Chris Jones, DT, free agent
Jones headlines this year's free-agent DT class, to no one's surprise. With the second-most sacks (33) by a DT since 2016, Jones has been a game-wrecker for the Chiefs over the last few seasons. He routinely beats linemen with his power, speed, strength and footwork. Not to mention, he has a great get-off time (.88 seconds, per Next Gen Stats) for a player of his size (6-6, 310). We saw just how disruptive and impactful he is in the Chiefs' Super Bowl run. He missed four games this season, including the Divisional Round contest, and it was evident when he wasn't on the field, as the Chiefs allowed almost six more points per game without him. One of Jones' top outings of the season came when his team needed him most in Super Bowl LIV, as he logged three passes defensed, which helped spark the comeback. He deserves a big payday this offseason.
Matthew Judon, edge rusher, free agent
Judon is a long, rangy defender who uses his body and lean to create separation with his arm length. The Pro Bowler has the ability to play over guards on the interior or on the edges, and that versatility helped him reach career-best marks in sacks (9.5) and quarterback hits (33, fourth in the NFL) in 2019. He was exceptional for the Ravens defense, forcing five turnovers caused by pressure (tied for third-most in the NFL), per Next Gen Stats. Judon is just scratching the surface of his potential entering his fifth season.
Yannick Ngakoue, edge rusher, free agent

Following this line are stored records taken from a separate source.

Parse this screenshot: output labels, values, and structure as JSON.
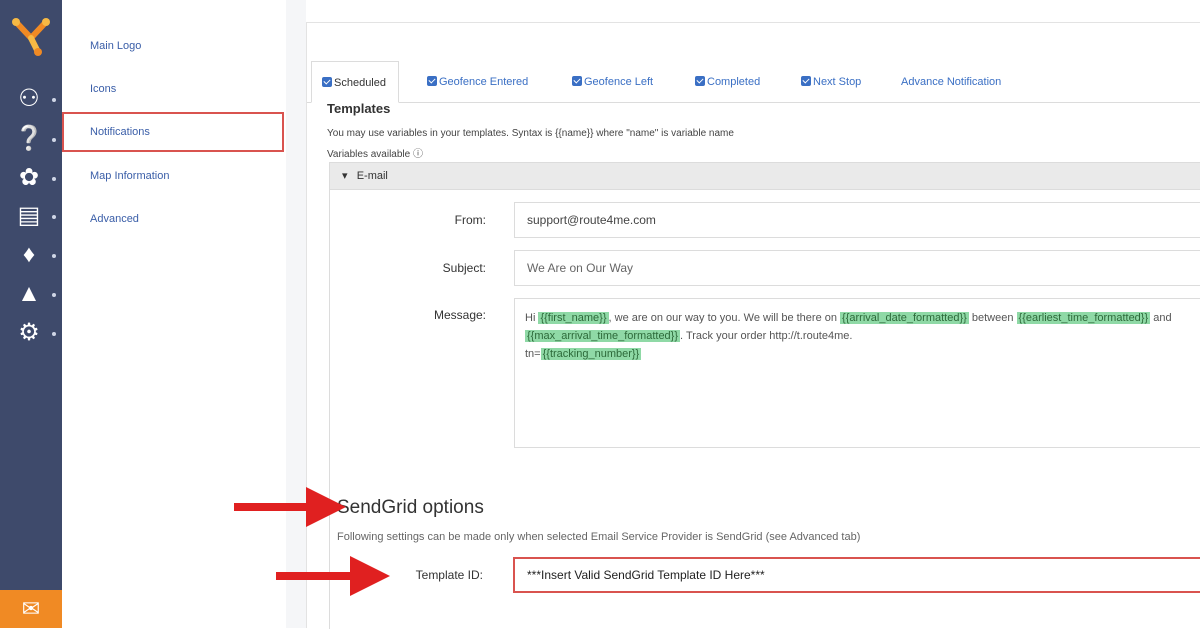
{
  "subnav": {
    "items": [
      {
        "label": "Main Logo"
      },
      {
        "label": "Icons"
      },
      {
        "label": "Notifications"
      },
      {
        "label": "Map Information"
      },
      {
        "label": "Advanced"
      }
    ]
  },
  "tabs": [
    {
      "label": "Scheduled",
      "checked": true,
      "active": true
    },
    {
      "label": "Geofence Entered",
      "checked": true
    },
    {
      "label": "Geofence Left",
      "checked": true
    },
    {
      "label": "Completed",
      "checked": true
    },
    {
      "label": "Next Stop",
      "checked": true
    },
    {
      "label": "Advance Notification",
      "checked": false
    }
  ],
  "templates": {
    "title": "Templates",
    "hint1": "You may use variables in your templates. Syntax is {{name}} where \"name\" is variable name",
    "hint2": "Variables available ⓘ"
  },
  "email": {
    "section_label": "E-mail",
    "from_label": "From:",
    "from_value": "support@route4me.com",
    "subject_label": "Subject:",
    "subject_value": "We Are on Our Way",
    "message_label": "Message:",
    "message_parts": {
      "p1": "Hi ",
      "v1": "{{first_name}}",
      "p2": ", we are on our way to you. We will be there on ",
      "v2": "{{arrival_date_formatted}}",
      "p3": " between ",
      "v3": "{{earliest_time_formatted}}",
      "p4": " and ",
      "v4": "{{max_arrival_time_formatted}}",
      "p5": ". Track your order http://t.route4me.",
      "p6": "tn=",
      "v5": "{{tracking_number}}"
    }
  },
  "sendgrid": {
    "title": "SendGrid options",
    "hint": "Following settings can be made only when selected Email Service Provider is SendGrid (see Advanced tab)",
    "template_id_label": "Template ID:",
    "template_id_value": "***Insert Valid SendGrid Template ID Here***"
  },
  "colors": {
    "rail": "#3e4a6b",
    "accent": "#3a6fc4",
    "highlight": "#d9534f",
    "arrow": "#e02020",
    "variable": "#8fd9a6",
    "chat": "#f08a24"
  }
}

In 2019, Ngakoue totaled eight sacks, 15 quarterback hits, 13 tackles for loss, four forced fumbles and one pick-six. And that was a somewhat quiet campaign by his standards. The fifth-year pro is one of five players with at least 80 QB hits and 10 forced fumbles since 2016, joining Khalil Mack, Aaron Donald, Frank Clark and Chandler Jones. The 24-year-old is compact, super quick and has great lean, which makes it incredibly hard for linemen to keep him in check for an entire game.
Jordan Phillips, DT, free agent
Phillips had a breakout campaign in his first full season with Sean McDermott and the Buffalo Bills. The 6-6, 341-pound defensive tackle had a career-high 9.5 sacks (second among DTs) -- his previous high was 2.0 in 2017 and 2015. His big frame makes him incredibly hard to move. Plus, his explosiveness and violent hands give his opponents fits. Phillips is what my colleague Bucky Brooks would call a dancing bear as a big guy who has great footwork.
Leonard Williams, DL, free agent
The former sixth overall pick recorded 16 QB hits in 15 starts this season while splitting his time between the New York Jets and Giants, who traded for him at midseason. Williams is very athletic and has a great first step but has yet to reach his full potential. I loved his decision to reach out to Richard Seymour, my former teammate in New England, to learn from "The Godfather" and better his mental approach to the game. Williams has all the tools to be great and can be if he works on his craft while following the advice he's given.
It's widely known that Young is the best player in the 2020 NFL Draft class. Young is more athletic and a more natural pass rusher than 2019 Defensive Rookie of the Year Nick Bosa was coming out of Ohio State. Young has good lean for a 6-5 edge rusher. He knows how to use his hands, but still has room to add to his arsenal of pass rush and counter moves. There's good reason he's expected to have one of the shortest waits to hear his name called on Draft Day.